DAC6: UK “reprieve”

07 January 2021

Last week the UK released revised DAC6 Regulations as part of the EU exit package. The Regulations were entirely unexpected, and will have a significant impact on UK reporting requirements.

What has changed?

The EU’s DAC6 reporting regime applies to certain “cross-border arrangements” which, if they meet prescribed hallmarks, must be reported to an appropriate tax authority. In the EU, the full DAC6 regime is live and now mandates real time 30 day reporting of any impacted arrangement (business as usual reporting). In addition, it requires the reporting of certain historic arrangements under a look-back process (legacy reporting).

Last week’s UK release disapplies the majority of the EU’s DAC6 hallmarks, leaving one hallmark only. This is hallmark D, which catches the use of opaque offshore structures and the avoidance of reporting under the Common Reporting Standard (CRS).

The approach aligns the UK with OECD rules rather than EU rules. HMRC has indicated that over the coming months it will consult on and implement the OECD’s disclosure principles as part of the transition from EU to international rules. The expectation is that HMRC will preserve the basic DAC6 framework and concepts (including, for example, the “reportable cross border arrangement” and “intermediary” definitions, reporting nexus, and the legal professional privilege exception), but apply them to hallmark D situations only.

What does this mean for you?

The hallmark: hallmark D is in two parts, dealing as it does with the use of opaque offshore structures and the avoidance of CRS reporting. In either case a “bad motive” is widely considered to be required in order for the hallmark to apply. Accordingly, the number of UK reports is expected to be low.

The regime: the regime is a penalty regime and so, notwithstanding its relaxation in the UK, procedures will still be required to ensure compliance both locally and internationally. As the DAC6 framework is likely to prevail in the UK, a general level of awareness, perhaps supported by some ongoing training, will continue to be important here as in all affected countries.

Lookback: the UK changes apply going forward (for business as usual) and also in relation to the lookback period (25 June 2018 onwards). This means that UK lookback reporting now needs to address hallmark D alone.

Non-UK jurisdictions: the changes are UK only. And so where an arrangement involves the UK and a non EU Member State only hallmark D will be relevant now. However, where an EU Member State is involved in a cross-border arrangement, that country’s DAC6 regime will apply, so all hallmarks will be in point.

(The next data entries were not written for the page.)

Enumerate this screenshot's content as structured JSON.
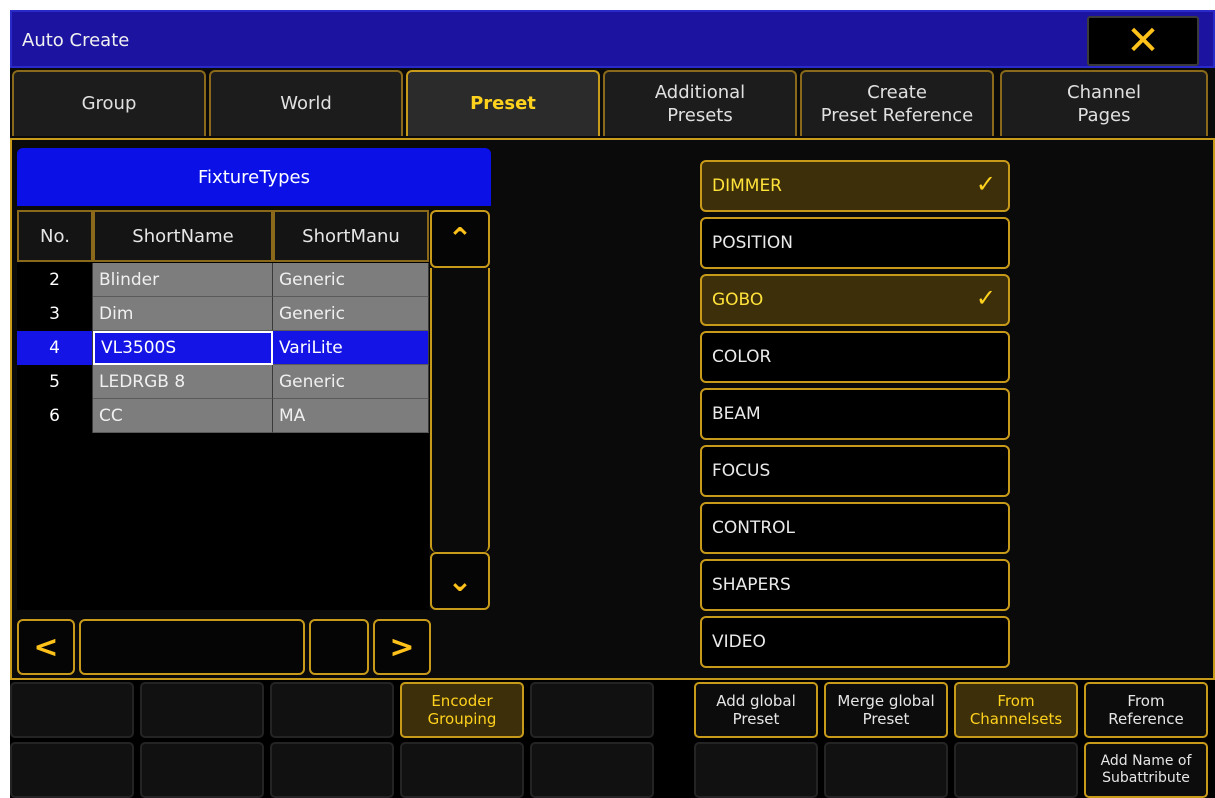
{
  "window": {
    "title": "Auto Create",
    "close_icon": "✕"
  },
  "tabs": [
    {
      "label": "Group",
      "active": false
    },
    {
      "label": "World",
      "active": false
    },
    {
      "label": "Preset",
      "active": true
    },
    {
      "label": "Additional\nPresets",
      "active": false
    },
    {
      "label": "Create\nPreset Reference",
      "active": false
    },
    {
      "label": "Channel\nPages",
      "active": false
    }
  ],
  "fixture_types": {
    "header": "FixtureTypes",
    "columns": [
      "No.",
      "ShortName",
      "ShortManu"
    ],
    "rows": [
      {
        "no": "2",
        "short_name": "Blinder",
        "short_manu": "Generic",
        "selected": false
      },
      {
        "no": "3",
        "short_name": "Dim",
        "short_manu": "Generic",
        "selected": false
      },
      {
        "no": "4",
        "short_name": "VL3500S",
        "short_manu": "VariLite",
        "selected": true
      },
      {
        "no": "5",
        "short_name": "LEDRGB 8",
        "short_manu": "Generic",
        "selected": false
      },
      {
        "no": "6",
        "short_name": "CC",
        "short_manu": "MA",
        "selected": false
      }
    ],
    "scroll_up_icon": "⌃",
    "scroll_down_icon": "⌄",
    "scroll_left_icon": "<",
    "scroll_right_icon": ">"
  },
  "attributes": [
    {
      "label": "DIMMER",
      "checked": true
    },
    {
      "label": "POSITION",
      "checked": false
    },
    {
      "label": "GOBO",
      "checked": true
    },
    {
      "label": "COLOR",
      "checked": false
    },
    {
      "label": "BEAM",
      "checked": false
    },
    {
      "label": "FOCUS",
      "checked": false
    },
    {
      "label": "CONTROL",
      "checked": false
    },
    {
      "label": "SHAPERS",
      "checked": false
    },
    {
      "label": "VIDEO",
      "checked": false
    }
  ],
  "check_icon": "✓",
  "bottom": {
    "encoder_grouping": "Encoder\nGrouping",
    "add_global_preset": "Add global\nPreset",
    "merge_global_preset": "Merge global\nPreset",
    "from_channelsets": "From\nChannelsets",
    "from_reference": "From\nReference",
    "add_name_subattribute": "Add Name of\nSubattribute"
  },
  "colors": {
    "accent": "#c89a1a",
    "title_bar": "#1c14a0",
    "selection": "#1414e6",
    "check": "#ffd21e"
  }
}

Complexity: local variations, by country, continue to be a challenge. And so while the UK developments are to be welcomed, they do introduce yet another local variation. Internal DAC6 processes will need to pick up all local country differences, tracking the rules and the “arrangements” concerned on a real time basis. This will continue to require a degree of coordination in order to manage, country by country, the DAC6 analysis, intermediary involvement, reporting obligations and responsibilities, and reporting status.

Risk management: DAC6, however broad its ambit, continues to be a risk, particularly in light of its complexity and the sanctions for non-compliance. The relaxation of the UK rules, while helpful, will not change its importance as a significant cross-border risk management issue.

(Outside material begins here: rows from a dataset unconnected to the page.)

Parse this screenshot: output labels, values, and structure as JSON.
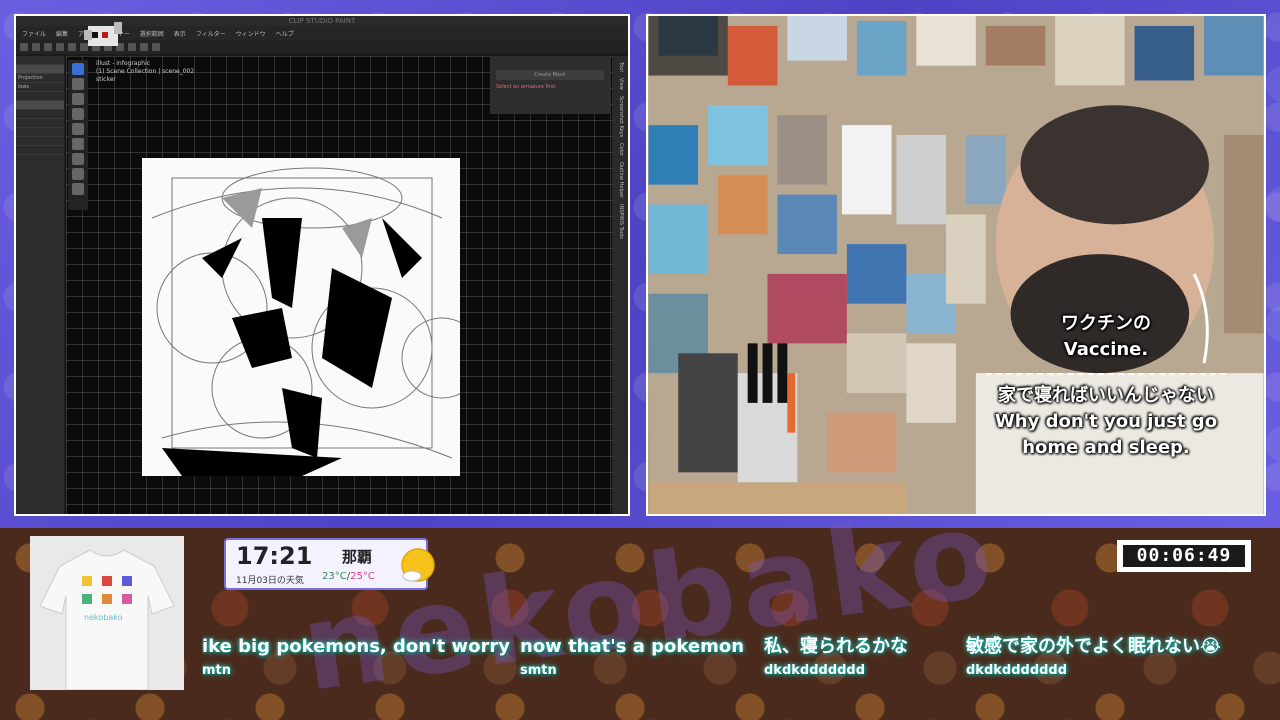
{
  "colors": {
    "frame_purple": "#5b4fd1",
    "bottom_brown": "#4a2a1c",
    "chat_glow": "#2ad7c9",
    "temp_low": "#2e8b57",
    "temp_high": "#d8408a"
  },
  "art_app": {
    "title": "CLIP STUDIO PAINT",
    "menu": [
      "ファイル",
      "編集",
      "アニメ",
      "レイヤー",
      "選択範囲",
      "表示",
      "フィルター",
      "ウィンドウ",
      "ヘルプ"
    ],
    "doc_info": [
      "illust - infographic",
      "(1) Scene Collection | scene_002",
      "sticker"
    ],
    "left_props": [
      "",
      "",
      "Projection",
      "lows",
      "",
      "",
      "",
      "",
      "",
      "",
      ""
    ],
    "popup_button": "Create Mesh",
    "popup_warning": "Select an armature first",
    "side_tabs": [
      "Tool",
      "View",
      "Screenshot Keys",
      "Color",
      "Outline Helper",
      "INSPIRIS Tools"
    ]
  },
  "webcam": {
    "subtitle_jp_1": "ワクチンの",
    "subtitle_en_1": "Vaccine.",
    "subtitle_jp_2": "家で寝ればいいんじゃない",
    "subtitle_en_2a": "Why don't you just go",
    "subtitle_en_2b": "home and sleep."
  },
  "weather": {
    "time": "17:21",
    "date": "11月03日の天気",
    "city": "那覇",
    "temp_low": "23°C",
    "temp_sep": "/",
    "temp_high": "25°C",
    "icon": "sun-cloud-icon"
  },
  "timer": {
    "value": "00:06:49"
  },
  "shirt": {
    "brand": "nekobako"
  },
  "brand_bg": "nekobako",
  "chat": [
    {
      "message": "ike big pokemons, don't worry",
      "user": "mtn"
    },
    {
      "message": "now that's a pokemon",
      "user": "smtn"
    },
    {
      "message": "私、寝られるかな",
      "user": "dkdkddddddd"
    },
    {
      "message": "敏感で家の外でよく眠れない😭",
      "user": "dkdkddddddd"
    }
  ]
}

The future: HMRC has indicated that it intends to implement the OECD’s mandatory disclosure principles, and that it will consult before doing so. The expectation is that the UK regime will continue to address hallmark D considerations only, although until the process is concluded there can be no certainty here, whether in terms of regime scope or hallmark interpretation.

If you would like to discuss, or would like further information regarding the UK position or DAC6 generally, please let me know.

Get in touch